Chemistry of Health
Client: Department of Chemistry, University of Cambridge
Contractor: Kier Construction
Cambridge based building services company, Kershaw Mechanical Services have recently completed the Mechanical and Electrical works for the Chemistry of Health building for the Department of Chemistry, University of Cambridge.
The 2600sq m state-of-the-art facility will provide a space for the study of neurodegenerative disorders such as Parkinson’s and Alzheimer’s diseases. It will house a Chemistry of Health Incubator, the Molecular Production and Characterisation Centre (MPACC) and the Centre for Misfolding Diseases.
Kershaw Mechanical Services were appointed to carry out the M&E works by main contractor Kier Construction, who has a long history working within the university and education sector.
Ian Greenstock, Managing Director, Kershaw Group said “We are very proud to have been able to contribute to the project which will be driving forward medical research into the treatment of diseases such as Parkinson’s and Alzheimer’s” he continued “Kershaw has a vast amount of experience providing M&E services within the research and laboratory field and we utilised these skills throughout the development”
Kershaw Mechanical Services were responsible for the design and the mechanical installation of the write-up area, laboratory and natural ventilation systems. Elements undertook by Kershaw also included MSC extraction system and full medical gases, new low-temperature hot water and chilled water systems, the cold room and an automatically controlled Building Management System.
Electrical works include internal and external lighting, power data and telecommunication installation, security systems, fire alarm and PV.
Prior to the main project construction starting, Kershaw also undertook a large enabling works package, including the relocation of the BOC liquid nitrogen storage tank, medical gas bottle cages, and AC condensers as well as the relocation and upgrading of the electrical substation.

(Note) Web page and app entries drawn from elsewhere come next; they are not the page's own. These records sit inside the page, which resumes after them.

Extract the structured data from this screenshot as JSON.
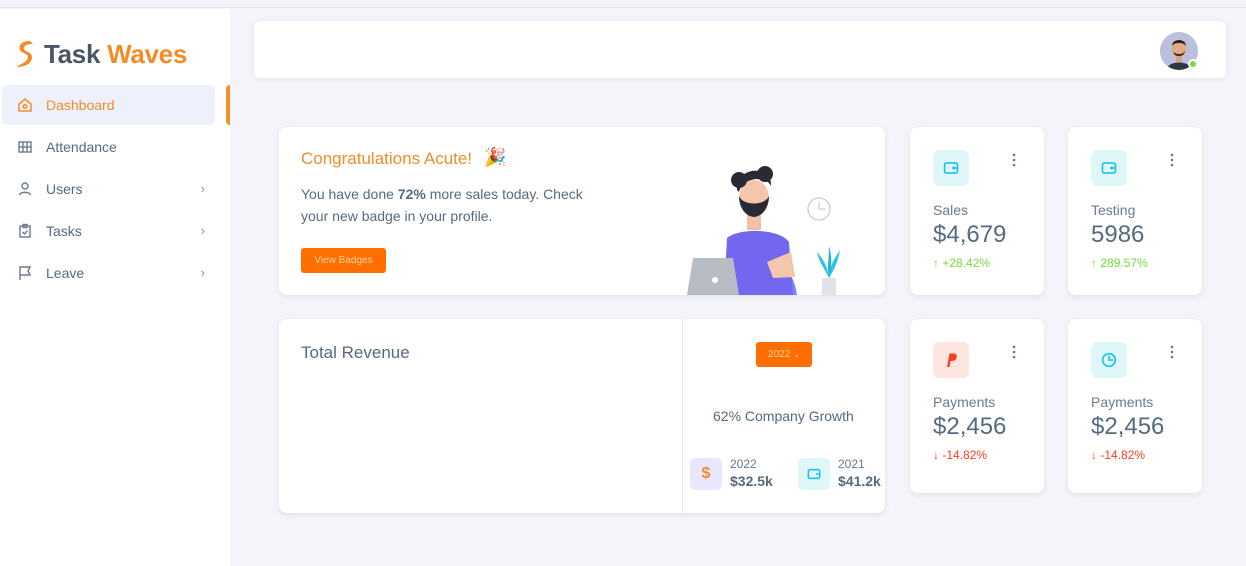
{
  "brand": {
    "name_part1": "Task",
    "name_part2": "Waves"
  },
  "sidebar": {
    "items": [
      {
        "label": "Dashboard",
        "icon": "home-icon",
        "active": true,
        "has_submenu": false
      },
      {
        "label": "Attendance",
        "icon": "grid-icon",
        "active": false,
        "has_submenu": false
      },
      {
        "label": "Users",
        "icon": "user-icon",
        "active": false,
        "has_submenu": true
      },
      {
        "label": "Tasks",
        "icon": "clipboard-icon",
        "active": false,
        "has_submenu": true
      },
      {
        "label": "Leave",
        "icon": "flag-icon",
        "active": false,
        "has_submenu": true
      }
    ]
  },
  "navbar": {
    "avatar": "user-avatar",
    "status": "online"
  },
  "welcome": {
    "title": "Congratulations Acute!",
    "emoji": "🎉",
    "text_before": "You have done ",
    "text_bold": "72%",
    "text_after": " more sales today. Check your new badge in your profile.",
    "button": "View Badges"
  },
  "stats": [
    {
      "label": "Sales",
      "value": "$4,679",
      "change": "+28.42%",
      "direction": "up",
      "icon": "wallet-icon",
      "icon_bg": "#e0f7fa",
      "icon_color": "#03c3ec"
    },
    {
      "label": "Testing",
      "value": "5986",
      "change": "289.57%",
      "direction": "up",
      "icon": "wallet-icon",
      "icon_bg": "#e0f7fa",
      "icon_color": "#03c3ec"
    },
    {
      "label": "Payments",
      "value": "$2,456",
      "change": "-14.82%",
      "direction": "down",
      "icon": "paypal-icon",
      "icon_bg": "#ffe5e0",
      "icon_color": "#ff3e1d"
    },
    {
      "label": "Payments",
      "value": "$2,456",
      "change": "-14.82%",
      "direction": "down",
      "icon": "clock-icon",
      "icon_bg": "#e0f7fa",
      "icon_color": "#03c3ec"
    }
  ],
  "revenue": {
    "title": "Total Revenue",
    "year_select": "2022",
    "growth": "62% Company Growth",
    "items": [
      {
        "year": "2022",
        "value": "$32.5k",
        "icon": "dollar-icon"
      },
      {
        "year": "2021",
        "value": "$41.2k",
        "icon": "wallet-icon"
      }
    ]
  },
  "colors": {
    "accent": "#f28c28",
    "button": "#ff6f00",
    "success": "#71dd37",
    "danger": "#ff3e1d",
    "info": "#03c3ec"
  }
}
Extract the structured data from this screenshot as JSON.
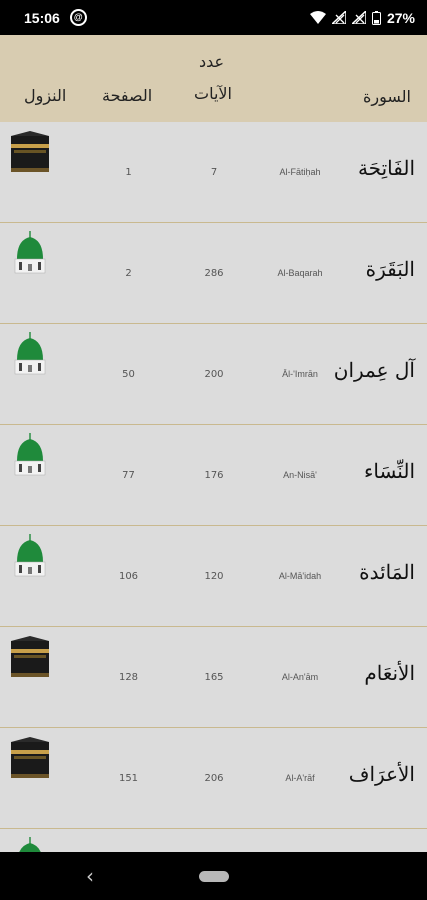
{
  "status_bar": {
    "time": "15:06",
    "battery": "27%"
  },
  "header": {
    "col_revelation": "النزول",
    "col_page": "الصفحة",
    "col_ayat_top": "عدد",
    "col_ayat_bottom": "الآيات",
    "col_surah": "السورة"
  },
  "surahs": [
    {
      "arabic": "الفَاتِحَة",
      "translit": "Al-Fātiḥah",
      "ayat": "7",
      "page": "1",
      "revelation": "kaaba-icon"
    },
    {
      "arabic": "البَقَرَة",
      "translit": "Al-Baqarah",
      "ayat": "286",
      "page": "2",
      "revelation": "mosque-dome-icon"
    },
    {
      "arabic": "آل عِمران",
      "translit": "Āl-'Imrān",
      "ayat": "200",
      "page": "50",
      "revelation": "mosque-dome-icon"
    },
    {
      "arabic": "النِّسَاء",
      "translit": "An-Nisā'",
      "ayat": "176",
      "page": "77",
      "revelation": "mosque-dome-icon"
    },
    {
      "arabic": "المَائدة",
      "translit": "Al-Mā'idah",
      "ayat": "120",
      "page": "106",
      "revelation": "mosque-dome-icon"
    },
    {
      "arabic": "الأنعَام",
      "translit": "Al-An'ām",
      "ayat": "165",
      "page": "128",
      "revelation": "kaaba-icon"
    },
    {
      "arabic": "الأعرَاف",
      "translit": "Al-A'rāf",
      "ayat": "206",
      "page": "151",
      "revelation": "kaaba-icon"
    },
    {
      "arabic": "",
      "translit": "",
      "ayat": "",
      "page": "",
      "revelation": "mosque-dome-icon"
    }
  ],
  "colors": {
    "header_bg": "#d8ccb1",
    "row_bg": "#dcdcdc",
    "divider": "#c9b98f",
    "dome_green": "#1f8a3b",
    "kaaba_gold": "#c8a04a"
  }
}
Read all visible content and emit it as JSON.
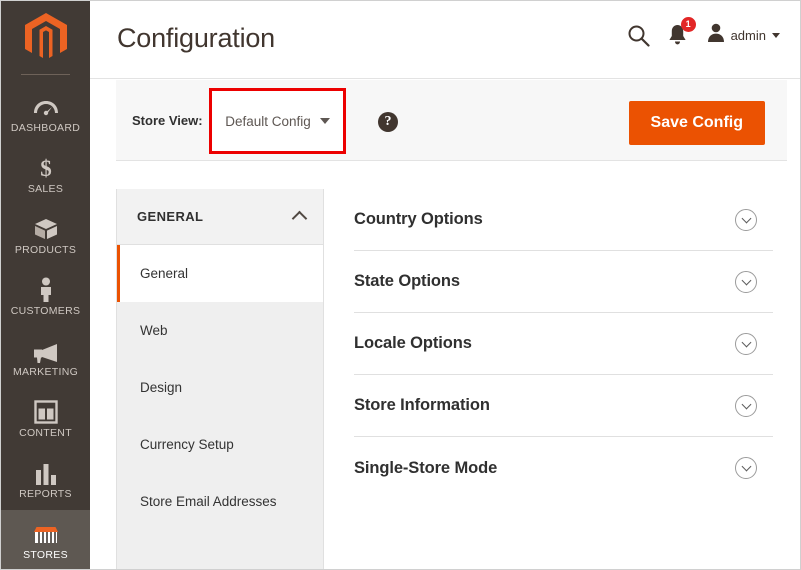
{
  "sidebar": {
    "logo_name": "magento-logo",
    "items": [
      {
        "label": "DASHBOARD",
        "icon": "gauge-icon",
        "active": false
      },
      {
        "label": "SALES",
        "icon": "dollar-icon",
        "active": false
      },
      {
        "label": "PRODUCTS",
        "icon": "box-icon",
        "active": false
      },
      {
        "label": "CUSTOMERS",
        "icon": "person-icon",
        "active": false
      },
      {
        "label": "MARKETING",
        "icon": "megaphone-icon",
        "active": false
      },
      {
        "label": "CONTENT",
        "icon": "layout-icon",
        "active": false
      },
      {
        "label": "REPORTS",
        "icon": "bar-chart-icon",
        "active": false
      },
      {
        "label": "STORES",
        "icon": "storefront-icon",
        "active": true
      }
    ]
  },
  "header": {
    "title": "Configuration",
    "search_icon": "search-icon",
    "notifications_icon": "bell-icon",
    "notifications_count": "1",
    "user_icon": "user-avatar-icon",
    "user_name": "admin"
  },
  "store_view": {
    "label": "Store View:",
    "selected": "Default Config",
    "help_icon": "question-mark-icon",
    "save_label": "Save Config"
  },
  "config_nav": {
    "section_title": "GENERAL",
    "collapse_icon": "chevron-up-icon",
    "items": [
      {
        "label": "General",
        "active": true
      },
      {
        "label": "Web",
        "active": false
      },
      {
        "label": "Design",
        "active": false
      },
      {
        "label": "Currency Setup",
        "active": false
      },
      {
        "label": "Store Email Addresses",
        "active": false
      }
    ]
  },
  "config_sections": [
    {
      "title": "Country Options",
      "toggle_icon": "chevron-down-circle-icon"
    },
    {
      "title": "State Options",
      "toggle_icon": "chevron-down-circle-icon"
    },
    {
      "title": "Locale Options",
      "toggle_icon": "chevron-down-circle-icon"
    },
    {
      "title": "Store Information",
      "toggle_icon": "chevron-down-circle-icon"
    },
    {
      "title": "Single-Store Mode",
      "toggle_icon": "chevron-down-circle-icon"
    }
  ],
  "colors": {
    "accent_orange": "#eb5202",
    "sidebar_bg": "#413a35",
    "highlight_red": "#ec0000",
    "badge_red": "#e22626"
  }
}
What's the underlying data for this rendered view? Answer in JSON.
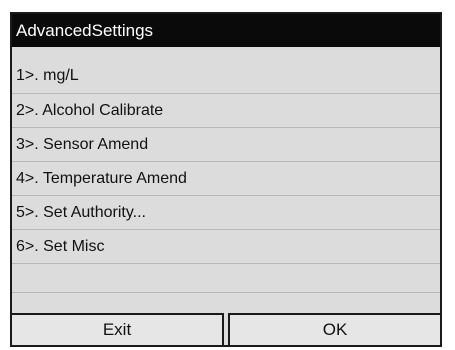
{
  "window": {
    "title": "AdvancedSettings"
  },
  "menu": {
    "items": [
      {
        "label": "1>. mg/L"
      },
      {
        "label": "2>. Alcohol Calibrate"
      },
      {
        "label": "3>. Sensor Amend"
      },
      {
        "label": "4>. Temperature Amend"
      },
      {
        "label": "5>. Set Authority..."
      },
      {
        "label": "6>. Set Misc"
      }
    ]
  },
  "buttons": {
    "exit_label": "Exit",
    "ok_label": "OK"
  },
  "colors": {
    "titlebar_bg": "#0a0a0a",
    "panel_bg": "#dcdcdc"
  }
}
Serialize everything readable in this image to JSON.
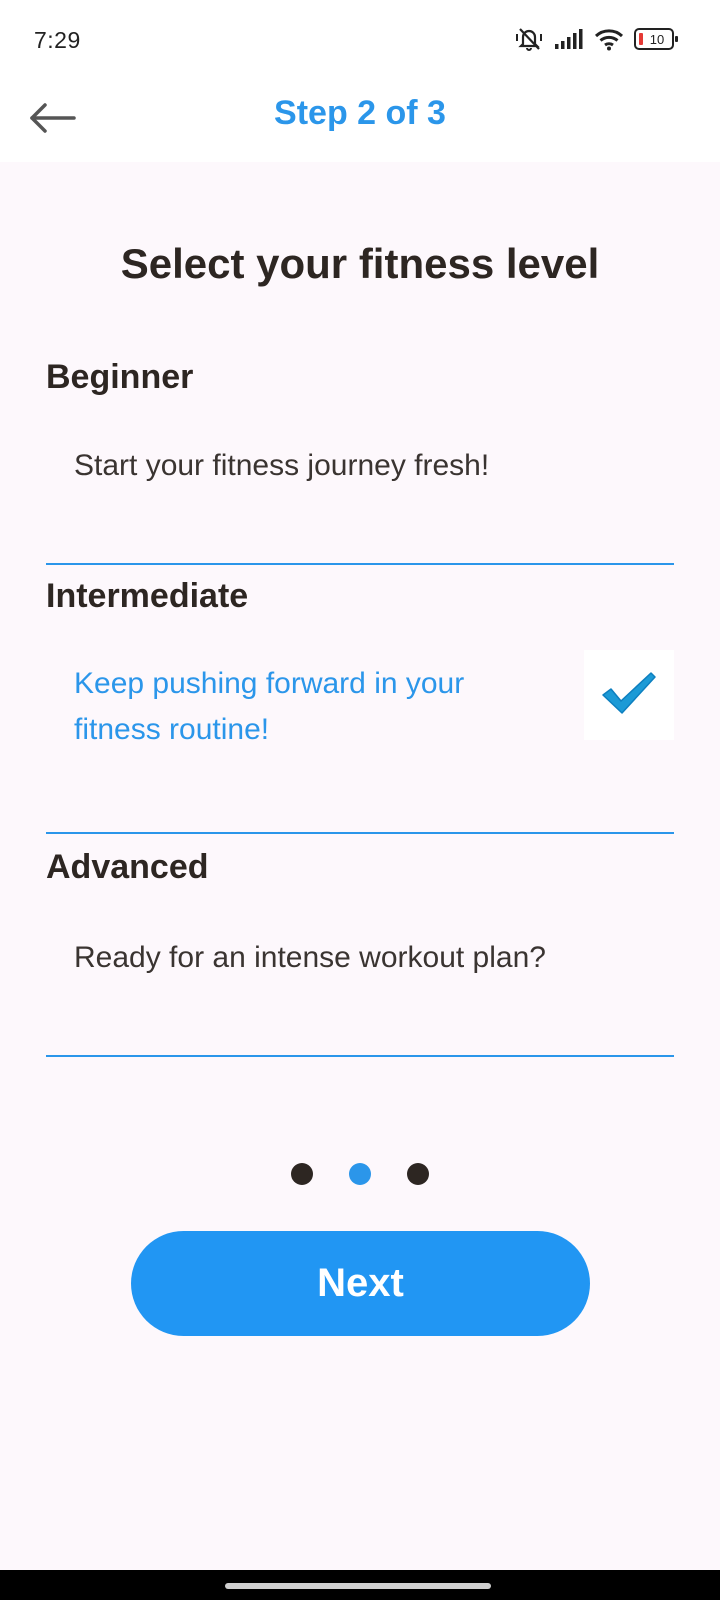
{
  "status_bar": {
    "time": "7:29",
    "battery_level": "10",
    "icons": [
      "mute-icon",
      "signal-icon",
      "wifi-icon",
      "battery-icon"
    ]
  },
  "app_bar": {
    "title": "Step 2 of 3",
    "back_icon": "arrow-left-icon"
  },
  "page": {
    "title": "Select your fitness level"
  },
  "levels": [
    {
      "name": "Beginner",
      "description": "Start your fitness journey fresh!",
      "selected": false
    },
    {
      "name": "Intermediate",
      "description": "Keep pushing forward in your fitness routine!",
      "selected": true
    },
    {
      "name": "Advanced",
      "description": "Ready for an intense workout plan?",
      "selected": false
    }
  ],
  "indicator": {
    "total": 3,
    "current": 2
  },
  "actions": {
    "next_label": "Next"
  },
  "colors": {
    "accent": "#2196f3",
    "title_accent": "#2b96ea",
    "text_dark": "#2d2622",
    "background": "#fdf8fc"
  }
}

Work started on the £22.8 million building in October 2016 and the first researchers moved into their new home in June 2018, with the centre due to open officially later in the year.